This is but one of the many aspects of current Christian trends that makes me feel sick. It promotes clearly obsolete gender roles, places people (specifically women) in a place of subservience (and not in the fun and kinky way that some women like, although I’m sure there is some overlap), and (again) it promotes vigorous suction on the balls of the troll which may or may not live under the bridge near your house. His name is Ted.
The irony for me is that many people in our culture, even less batshit nutzoid people than Kirk Cameron, think that gay marriage or polyamorous marriage (not to be confused with the often harmful polygamous marriage) is unhealthy while finding this version of marriage proposed by evangelicals to be relatively healthy. At least (they may say) they are really committed to each other. Or they may say that at least it is the way god intended marriage to be. This is an indication of a fundamental disease at the root of our culture when it comes to thinking about marriage and gender roles. There is no wonder that divorce and teen pregnancy rates are higher among so-called red states; it is these areas which are more prone to this unhealthy model of marriage.
I love my future wife. I love her in a way that a man who sees himself as the master of his wife simply cannot. I am genuinely interested in seeing her free, fulfilled, and treated as the equal that she is. I cannot, not would I try, to “put my foot down” or to make a proclamation about what will be what. It may be hard, we may disagree, but we will communicate openly about all of our desires, fears, and joys. Further, she loves me (this I know, for the Bible…wait, never mind…). She desires me to be fulfilled, free, and will allow me to be who I am, genuinely, inside. Neither of us has to pretend. We don’t have to strive for some fantasy ideal or deny aspects of our selves in sacrifice for our relationship, because our relationship is about a celebration of our selves.
I will put my relationship against that between Kirk Cameron and his wife any day of the week. Any man who sees his wife as subservient, who plays off of old cultural roles for each spouse without any hint of skepticism towards their ideological merit, or who gives men “man cards” which their wives are not even allowed to see is a weak and cowardly man. His worldview is weak and cowardly, and it is a conservative worldview whose influence stretches beyond the evangelical Christian world, but surely dominates that world.
I know too many people, men and women (they are really boys and girls, even in their late 20′s or 30′s) who are inexperienced sexually, relationship-wise, and therefore emotionally stunted. They see this ideal life and marriage set up before them and do not relent even as they fail over and over to find it’s reality. They believe that Jesus will provide for them, and cannot see their own blindness.
And many of these “values” seep into mainstream culture, where (outside of the educated upper middle class generation I grew up around) these ideas are still held with reverence. Heteronormative monogamous male-dominated marriage is more the norm than I think many of us educated and elitist types want to admit–and possibly more than we realize. This idea of the traditional marriage, which is not even traditional if we want to be truly historical about it, is what is doing damage to real human relationships. Not gay marriage. Not polyamorous people who are married and who may want a legalized polyamorous marriage.
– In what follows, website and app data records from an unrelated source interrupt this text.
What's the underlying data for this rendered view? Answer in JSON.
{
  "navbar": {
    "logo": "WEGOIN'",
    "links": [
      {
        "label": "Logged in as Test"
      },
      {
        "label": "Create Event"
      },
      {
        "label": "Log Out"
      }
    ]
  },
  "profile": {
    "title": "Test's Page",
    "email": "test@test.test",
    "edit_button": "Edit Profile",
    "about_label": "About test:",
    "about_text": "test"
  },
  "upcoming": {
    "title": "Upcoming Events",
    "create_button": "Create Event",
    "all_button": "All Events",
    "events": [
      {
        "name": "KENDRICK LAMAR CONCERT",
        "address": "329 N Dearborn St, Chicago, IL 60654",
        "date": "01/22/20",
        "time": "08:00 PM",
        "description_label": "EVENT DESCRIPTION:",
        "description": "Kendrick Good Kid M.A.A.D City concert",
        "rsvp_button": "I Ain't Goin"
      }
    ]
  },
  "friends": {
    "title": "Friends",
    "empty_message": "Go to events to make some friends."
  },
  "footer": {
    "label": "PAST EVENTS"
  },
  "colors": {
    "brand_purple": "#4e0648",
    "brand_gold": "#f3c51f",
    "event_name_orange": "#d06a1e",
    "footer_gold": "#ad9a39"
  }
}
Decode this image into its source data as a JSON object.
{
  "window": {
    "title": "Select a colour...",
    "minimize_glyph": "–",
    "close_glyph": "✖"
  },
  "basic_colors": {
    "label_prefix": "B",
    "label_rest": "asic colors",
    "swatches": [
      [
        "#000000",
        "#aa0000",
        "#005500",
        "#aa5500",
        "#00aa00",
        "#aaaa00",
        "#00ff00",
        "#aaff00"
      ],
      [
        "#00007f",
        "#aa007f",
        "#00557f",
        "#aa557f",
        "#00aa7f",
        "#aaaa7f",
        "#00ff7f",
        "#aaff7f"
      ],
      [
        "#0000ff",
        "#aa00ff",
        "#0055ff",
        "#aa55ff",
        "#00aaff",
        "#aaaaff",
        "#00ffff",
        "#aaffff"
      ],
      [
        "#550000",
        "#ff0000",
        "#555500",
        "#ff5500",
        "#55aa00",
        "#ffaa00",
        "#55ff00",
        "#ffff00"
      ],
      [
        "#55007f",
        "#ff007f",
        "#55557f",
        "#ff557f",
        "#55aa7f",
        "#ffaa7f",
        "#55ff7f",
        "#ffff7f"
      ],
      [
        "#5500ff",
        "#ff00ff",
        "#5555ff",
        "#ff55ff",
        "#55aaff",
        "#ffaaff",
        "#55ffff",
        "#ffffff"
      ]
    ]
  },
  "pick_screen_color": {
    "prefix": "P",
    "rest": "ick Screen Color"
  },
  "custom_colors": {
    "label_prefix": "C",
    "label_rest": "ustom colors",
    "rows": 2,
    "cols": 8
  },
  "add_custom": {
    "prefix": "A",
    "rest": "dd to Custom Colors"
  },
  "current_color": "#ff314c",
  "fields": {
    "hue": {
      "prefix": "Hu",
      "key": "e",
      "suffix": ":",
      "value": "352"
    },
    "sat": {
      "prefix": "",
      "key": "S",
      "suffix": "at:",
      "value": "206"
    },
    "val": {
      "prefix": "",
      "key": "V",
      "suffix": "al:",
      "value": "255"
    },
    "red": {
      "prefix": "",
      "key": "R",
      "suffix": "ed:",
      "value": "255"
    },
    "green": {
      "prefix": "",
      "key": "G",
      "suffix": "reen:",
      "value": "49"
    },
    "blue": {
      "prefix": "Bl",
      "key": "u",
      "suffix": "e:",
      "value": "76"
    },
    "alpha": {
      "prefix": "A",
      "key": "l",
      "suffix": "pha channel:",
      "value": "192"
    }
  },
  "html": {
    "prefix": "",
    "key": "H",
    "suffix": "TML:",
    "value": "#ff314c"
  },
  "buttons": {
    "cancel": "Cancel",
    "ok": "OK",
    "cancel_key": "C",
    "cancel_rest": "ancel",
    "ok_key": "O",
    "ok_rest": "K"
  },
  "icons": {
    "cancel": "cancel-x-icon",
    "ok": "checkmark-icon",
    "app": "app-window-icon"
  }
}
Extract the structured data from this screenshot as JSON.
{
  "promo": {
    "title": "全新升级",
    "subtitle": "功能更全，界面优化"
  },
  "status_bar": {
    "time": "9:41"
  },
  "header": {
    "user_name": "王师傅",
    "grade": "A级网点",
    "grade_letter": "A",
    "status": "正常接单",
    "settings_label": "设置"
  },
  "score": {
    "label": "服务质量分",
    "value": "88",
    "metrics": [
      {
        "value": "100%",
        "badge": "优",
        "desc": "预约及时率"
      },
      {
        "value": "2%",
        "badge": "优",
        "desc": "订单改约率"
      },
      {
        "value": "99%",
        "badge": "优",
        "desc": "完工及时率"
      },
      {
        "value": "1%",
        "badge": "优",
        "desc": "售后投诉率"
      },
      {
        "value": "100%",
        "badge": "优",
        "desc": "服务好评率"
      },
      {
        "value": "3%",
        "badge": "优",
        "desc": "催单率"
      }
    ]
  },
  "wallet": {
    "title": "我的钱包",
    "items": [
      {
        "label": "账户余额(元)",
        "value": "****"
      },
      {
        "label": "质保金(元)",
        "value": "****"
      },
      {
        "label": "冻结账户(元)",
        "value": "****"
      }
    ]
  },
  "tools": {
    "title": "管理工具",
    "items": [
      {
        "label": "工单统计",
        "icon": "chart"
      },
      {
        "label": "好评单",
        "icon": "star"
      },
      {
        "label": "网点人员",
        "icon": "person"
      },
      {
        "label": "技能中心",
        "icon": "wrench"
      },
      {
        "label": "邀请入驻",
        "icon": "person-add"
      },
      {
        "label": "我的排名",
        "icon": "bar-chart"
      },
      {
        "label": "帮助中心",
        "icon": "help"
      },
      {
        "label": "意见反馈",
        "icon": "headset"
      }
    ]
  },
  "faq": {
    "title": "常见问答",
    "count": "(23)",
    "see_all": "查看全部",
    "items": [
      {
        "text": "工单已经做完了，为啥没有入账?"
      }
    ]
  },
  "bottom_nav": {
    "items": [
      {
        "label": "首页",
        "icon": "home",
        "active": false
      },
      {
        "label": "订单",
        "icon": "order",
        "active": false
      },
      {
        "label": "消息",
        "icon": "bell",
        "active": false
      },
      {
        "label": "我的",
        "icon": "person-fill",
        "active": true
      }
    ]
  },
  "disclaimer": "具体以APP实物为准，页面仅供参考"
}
It is the closed-minded version of what god wants, what is right, what is ‘Merican even, that will destroy our relationships.